Tuesday, October 08, 2013

Photo Backups, Again

I want to talk about photo backups again, because they're important. In these digital days, often the only copy of a photo you have is sitting on your hard drive... and that's not good. Back in the print days, at least you had negatives to back up your prints.

I'm talking about photo backups here, but this applies to any file you consider important, including videos, documents, emails, etc.

Experts quote the 3-2-1 rule:

  • Three copies of every important file...
  • Stored on at least two different media types (e.g. hard drive and DVD)... and
  • One offsite copy

Backing your photos up to an external hard drive is good but that is only 2 copies, on one type of media, and no offsite backup.

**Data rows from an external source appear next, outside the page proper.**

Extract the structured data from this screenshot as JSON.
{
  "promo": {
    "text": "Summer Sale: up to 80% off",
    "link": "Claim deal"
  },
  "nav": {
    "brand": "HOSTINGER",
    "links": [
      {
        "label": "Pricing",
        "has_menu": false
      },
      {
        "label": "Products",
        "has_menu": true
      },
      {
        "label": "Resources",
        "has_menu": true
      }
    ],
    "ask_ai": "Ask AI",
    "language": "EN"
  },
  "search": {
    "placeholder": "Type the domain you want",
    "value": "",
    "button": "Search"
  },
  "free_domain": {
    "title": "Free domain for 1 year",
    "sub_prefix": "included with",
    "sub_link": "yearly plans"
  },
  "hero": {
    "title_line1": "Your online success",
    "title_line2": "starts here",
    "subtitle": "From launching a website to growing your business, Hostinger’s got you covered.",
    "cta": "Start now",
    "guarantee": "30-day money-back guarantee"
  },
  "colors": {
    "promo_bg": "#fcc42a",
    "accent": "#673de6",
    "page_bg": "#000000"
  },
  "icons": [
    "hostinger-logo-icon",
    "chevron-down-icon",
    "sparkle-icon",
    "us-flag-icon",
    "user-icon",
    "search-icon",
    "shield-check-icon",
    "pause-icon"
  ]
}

Offsite backup is important. What if you have a fire or a theft? Your computer and the external hard drive beside it (or in the same bag) are both toast and then you have nothing.

Here's where my photos live:

  1. My desktop computer;
  2. My home server;
  3. An external hard drive on a server in my office (offsite)

So I have three copies, on one media type (hard drives), with one offsite copy. Personally I don't think two media types are really that important, and the convenience of online hard drives trumps the inconvenience of shuffling DVDs. I have 510 GB of photos at the moment - that's a lot of DVDs.

This is my photo data flow:

  1. Take a picture with the camera (1 copy, on SD card)
  2. Import the photos into Lightroom from SD card (2 copies, SD card and laptop hard drive)
  3. Clear SD card (1 copy, on laptop hard drive)
  4. Move photos to desktop computer; Bittorrent Sync on my desktop automatically copies them to my office server (2 copies, 1 offsite)
  5. After each batch of photos, I run a batch script on my desktop that uses RoboCopy to duplicate the files to my home server (3 copies, 1 offsite)
This could be improved. I really should make a copy of the photos to some kind of removable drive immediately after step 2, because often the photos live on my laptop's hard drive for days before I get around to processing them.

Bittorrent Sync is fantastic for this application. I just move the photos to their permanent location on my desktop, and they are automatically copied offsite within minutes.

You could use a cloud backup service like Dropbox or Crashplan. I use Dropbox for sharing files between computers but there's not enough space there for all of my files. I also don't trust cloud backups with my data, but that's a different story.

I use a different method to copy to my home server because I want to be protected against accidental deletion. RoboCopy adds the files to my home server but never deletes, so if I accidentally delete a file from my permanent location, it will still be on my home server. When I do the copy to the home server, I get a log file in my Dropbox and I check it to make sure there aren't any "extra" files on my home server that aren't on my desktop.

How are you protected?

More resources:


Robert in Port Townsend said...

Excellent reminder, Steve. While fire and theft are important considerations, I lost more than 18,000 files, including the first three years of Oil-Electric stories, research files, and photographs - everything, when I replaced my hard drives, and made a fatal error in moving files from old disk to the new. I still smart over that. I send a USB drive to my sister once a month with irreplaceable files.

brux said...

I would not use a computer at your 'office'. Companies now have varying rules about what becomes 'company property'.

I usually swap one backup with a buddy who I trust and he keeps a copy at my place.

I have also started thinking of using my safety deposit box at my bank since thumb drives are the perfect size and the capacity keeps increasing.

Canadian Train Geek said...

Good point, brux. I don't do that any more - the off site copy is now at a family member's house.

If you have a safety deposit box, that would be a good choice.